Yes it does but it is switched positive and negative, but is no different from no other circuit I've seen


There may be few applications, and it may die off.


I doubt if there are any applications other than electrolysis...



Maybe the system does not deserve to be called The Third Electrical Current.


No it does not, it's not a new application...



Or people far smarter than you or I will find applications that were not possible before.


I doubt it, most people I've talked to are still wandering how he got a patent for this idea, as it's... *shrugs*... nothing new...



This is not a Tank Circuit. It is a different system. Apples - Oranges


OT...sure 'bout that ???


[edit on 13-6-2006 by Jedi_Master]



posted on Jun, 13 2006 @ 11:36 PM
link   

Yes it does but it is switched positive and negative, but is no different from no other circuit I've seen


It is NOT switched negative to positive.

The negative electrode is always negative, and the positive electrode is always positive.

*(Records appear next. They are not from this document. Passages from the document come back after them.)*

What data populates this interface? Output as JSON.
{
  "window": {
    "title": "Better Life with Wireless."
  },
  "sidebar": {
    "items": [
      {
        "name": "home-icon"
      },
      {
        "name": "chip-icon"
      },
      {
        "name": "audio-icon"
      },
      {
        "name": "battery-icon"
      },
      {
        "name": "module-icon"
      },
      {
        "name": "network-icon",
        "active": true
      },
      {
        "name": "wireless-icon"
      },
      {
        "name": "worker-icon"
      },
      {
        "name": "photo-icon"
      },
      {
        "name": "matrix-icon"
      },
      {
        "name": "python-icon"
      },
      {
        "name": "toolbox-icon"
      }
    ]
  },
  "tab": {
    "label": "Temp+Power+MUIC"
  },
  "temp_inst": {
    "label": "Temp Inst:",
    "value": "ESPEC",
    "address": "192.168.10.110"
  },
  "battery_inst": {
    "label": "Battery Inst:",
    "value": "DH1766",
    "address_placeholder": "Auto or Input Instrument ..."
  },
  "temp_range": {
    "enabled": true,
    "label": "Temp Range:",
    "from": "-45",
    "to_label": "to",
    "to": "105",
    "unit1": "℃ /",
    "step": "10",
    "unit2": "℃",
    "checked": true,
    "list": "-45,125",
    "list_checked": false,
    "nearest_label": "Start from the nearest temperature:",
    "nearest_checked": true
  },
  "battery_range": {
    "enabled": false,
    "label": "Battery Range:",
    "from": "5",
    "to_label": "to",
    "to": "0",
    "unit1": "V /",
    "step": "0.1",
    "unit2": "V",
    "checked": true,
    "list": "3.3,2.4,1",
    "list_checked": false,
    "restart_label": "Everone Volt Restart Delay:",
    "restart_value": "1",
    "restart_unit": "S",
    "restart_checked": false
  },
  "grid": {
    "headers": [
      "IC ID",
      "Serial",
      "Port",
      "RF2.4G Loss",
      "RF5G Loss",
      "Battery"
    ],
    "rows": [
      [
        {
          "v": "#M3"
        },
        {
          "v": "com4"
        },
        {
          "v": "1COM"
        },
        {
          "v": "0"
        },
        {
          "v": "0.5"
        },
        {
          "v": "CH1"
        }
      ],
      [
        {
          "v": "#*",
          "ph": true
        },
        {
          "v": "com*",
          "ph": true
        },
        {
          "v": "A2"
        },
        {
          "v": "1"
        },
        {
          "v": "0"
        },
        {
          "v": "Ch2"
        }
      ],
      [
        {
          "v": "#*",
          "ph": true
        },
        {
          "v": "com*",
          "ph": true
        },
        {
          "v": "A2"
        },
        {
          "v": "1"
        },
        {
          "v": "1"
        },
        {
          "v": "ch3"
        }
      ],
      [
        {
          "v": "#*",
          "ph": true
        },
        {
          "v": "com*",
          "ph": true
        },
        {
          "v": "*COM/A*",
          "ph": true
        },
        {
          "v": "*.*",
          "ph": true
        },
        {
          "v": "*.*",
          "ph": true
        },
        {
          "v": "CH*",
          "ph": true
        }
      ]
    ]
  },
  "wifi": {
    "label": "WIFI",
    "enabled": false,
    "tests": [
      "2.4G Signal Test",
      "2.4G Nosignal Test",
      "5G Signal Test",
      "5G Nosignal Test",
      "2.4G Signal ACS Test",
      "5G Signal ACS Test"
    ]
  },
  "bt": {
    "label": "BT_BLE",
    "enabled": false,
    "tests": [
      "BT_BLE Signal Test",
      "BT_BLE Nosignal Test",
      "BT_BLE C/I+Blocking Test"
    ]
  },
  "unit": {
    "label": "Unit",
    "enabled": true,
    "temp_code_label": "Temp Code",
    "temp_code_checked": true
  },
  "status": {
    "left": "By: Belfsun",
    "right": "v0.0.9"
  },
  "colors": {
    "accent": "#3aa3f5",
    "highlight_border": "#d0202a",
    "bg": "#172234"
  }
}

It is switched negative to negative, and positive to positive.



posted on Jun, 13 2006 @ 11:45 PM
link   
Regardless of what it is.......

What would the advantage be to have flux running through a DC line ???



posted on Jun, 13 2006 @ 11:47 PM
link   

Originally posted by Malichai

Yes it does but it is switched positive and negative, but is no different from no other circuit I've seen


It is NOT switched negative to positive.

The negative electrode is always negative, and the positive electrode is always positive.

It is switched negative to negative, and positive to positive.


How in the hell do you get that ???

According to the diag SW1 (+) is closed and SW2 (-) is as well, so current is flowing from SW1 to SW2 so how is it flowing from negative to negative, and positive to positive....

It can't happen...

Give it up you're wrong...



posted on Jun, 13 2006 @ 11:51 PM
link   

Originally posted by imbalanced
Regardless of what it is.......

What would the advantage be to have flux running through a DC line ???


The advantage would only be seen where DC current was required such as water electrolysis.

AC electro-magnetic effects can be produced without changing the polarity of the electrodes.

When I posted this I did not understand it, but now I think I see how it is unique.

There may seem to be no point to switching from negative back to negative, but since the two come from different directions the current reverses direction.

Instead of reversing polarity the physical direction of the current is switched within the electrode.



posted on Jun, 13 2006 @ 11:56 PM
link   

How in the hell do you get that ???

According to the diag SW1 (+) is closed and SW2 (-) is as well, so current is flowing from SW1 to SW2 so how is it flowing from negative to negative, and positive to positive....


The fluid medium is the completion of the circuit.

The wires do not cross.

It is not flowing from negative to negative. It is switched from negative to negative and the other side is switched from positive to positive.

The current flow within the electrode changes direction[but not polarity], but only flows one way across the fluid medium.

Two negatives and two positives required to connect to the power source.

[edit on 13-6-2006 by Malichai]



new topics

top topics



 
0
<< 1    3  4  5 >>

log in

join